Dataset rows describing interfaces
Content starts
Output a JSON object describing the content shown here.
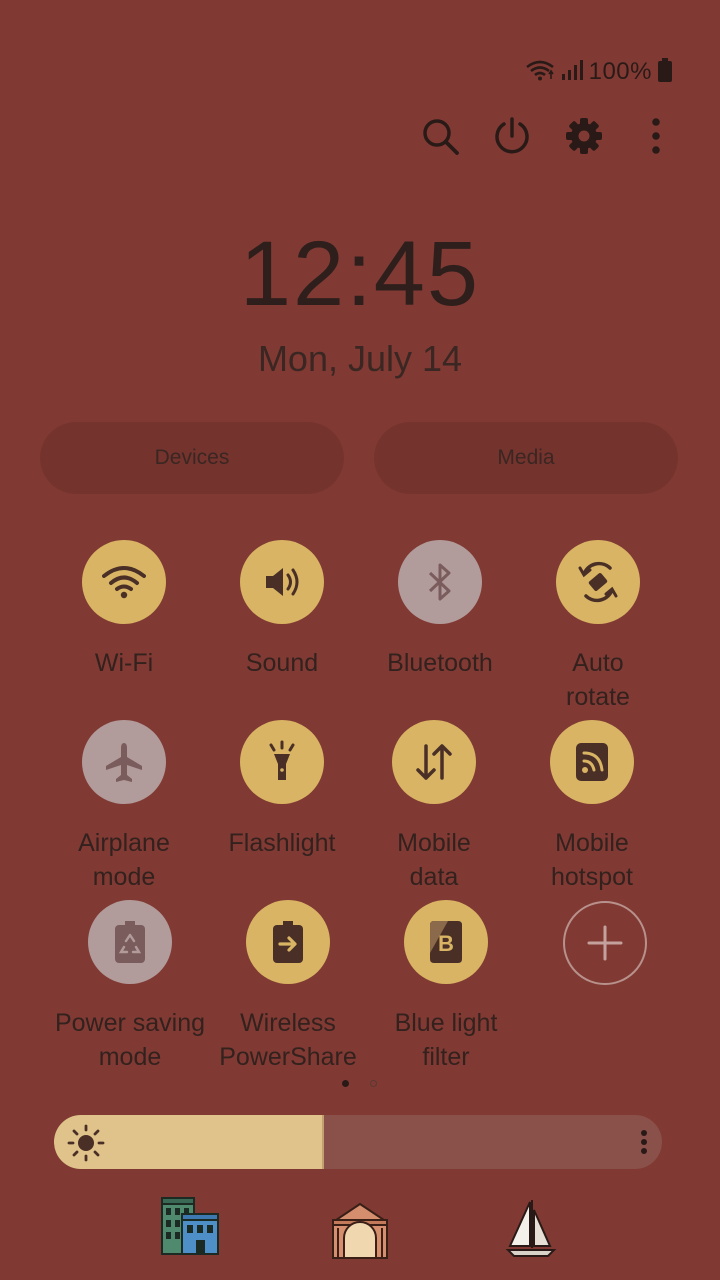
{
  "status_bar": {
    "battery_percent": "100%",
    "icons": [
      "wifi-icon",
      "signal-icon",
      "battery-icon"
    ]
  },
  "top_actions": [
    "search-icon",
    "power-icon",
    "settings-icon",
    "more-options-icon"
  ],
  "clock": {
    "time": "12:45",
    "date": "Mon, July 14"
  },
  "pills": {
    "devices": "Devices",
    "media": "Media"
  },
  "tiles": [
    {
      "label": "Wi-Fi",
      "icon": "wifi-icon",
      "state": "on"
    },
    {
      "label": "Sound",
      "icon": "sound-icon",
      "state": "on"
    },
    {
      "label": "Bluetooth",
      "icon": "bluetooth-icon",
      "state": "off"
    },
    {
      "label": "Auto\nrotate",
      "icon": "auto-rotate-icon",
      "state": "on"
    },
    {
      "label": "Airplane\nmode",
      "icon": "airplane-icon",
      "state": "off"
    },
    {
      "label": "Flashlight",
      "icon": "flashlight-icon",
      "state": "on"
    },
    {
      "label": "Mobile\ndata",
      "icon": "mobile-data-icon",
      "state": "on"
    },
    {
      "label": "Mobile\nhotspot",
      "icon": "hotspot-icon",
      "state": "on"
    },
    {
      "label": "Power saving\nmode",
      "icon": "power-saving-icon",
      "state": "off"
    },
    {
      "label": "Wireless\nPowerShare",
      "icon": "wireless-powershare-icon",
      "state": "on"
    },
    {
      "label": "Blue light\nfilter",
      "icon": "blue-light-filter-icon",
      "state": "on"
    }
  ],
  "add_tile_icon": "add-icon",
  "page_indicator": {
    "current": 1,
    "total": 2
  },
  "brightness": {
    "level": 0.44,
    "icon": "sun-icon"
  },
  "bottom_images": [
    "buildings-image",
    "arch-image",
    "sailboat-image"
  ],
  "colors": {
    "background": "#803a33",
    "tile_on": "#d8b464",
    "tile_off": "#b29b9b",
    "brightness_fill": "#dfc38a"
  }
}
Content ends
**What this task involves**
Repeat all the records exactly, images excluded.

**Result below**
Output a JSON object describing the content shown here.
{
  "status_bar": {
    "battery_percent": "100%",
    "icons": [
      "wifi-icon",
      "signal-icon",
      "battery-icon"
    ]
  },
  "top_actions": [
    "search-icon",
    "power-icon",
    "settings-icon",
    "more-options-icon"
  ],
  "clock": {
    "time": "12:45",
    "date": "Mon, July 14"
  },
  "pills": {
    "devices": "Devices",
    "media": "Media"
  },
  "tiles": [
    {
      "label": "Wi-Fi",
      "icon": "wifi-icon",
      "state": "on"
    },
    {
      "label": "Sound",
      "icon": "sound-icon",
      "state": "on"
    },
    {
      "label": "Bluetooth",
      "icon": "bluetooth-icon",
      "state": "off"
    },
    {
      "label": "Auto\nrotate",
      "icon": "auto-rotate-icon",
      "state": "on"
    },
    {
      "label": "Airplane\nmode",
      "icon": "airplane-icon",
      "state": "off"
    },
    {
      "label": "Flashlight",
      "icon": "flashlight-icon",
      "state": "on"
    },
    {
      "label": "Mobile\ndata",
      "icon": "mobile-data-icon",
      "state": "on"
    },
    {
      "label": "Mobile\nhotspot",
      "icon": "hotspot-icon",
      "state": "on"
    },
    {
      "label": "Power saving\nmode",
      "icon": "power-saving-icon",
      "state": "off"
    },
    {
      "label": "Wireless\nPowerShare",
      "icon": "wireless-powershare-icon",
      "state": "on"
    },
    {
      "label": "Blue light\nfilter",
      "icon": "blue-light-filter-icon",
      "state": "on"
    }
  ],
  "add_tile_icon": "add-icon",
  "page_indicator": {
    "current": 1,
    "total": 2
  },
  "brightness": {
    "level": 0.44,
    "icon": "sun-icon"
  },
  "bottom_images": [
    "buildings-image",
    "arch-image",
    "sailboat-image"
  ],
  "colors": {
    "background": "#803a33",
    "tile_on": "#d8b464",
    "tile_off": "#b29b9b",
    "brightness_fill": "#dfc38a"
  }
}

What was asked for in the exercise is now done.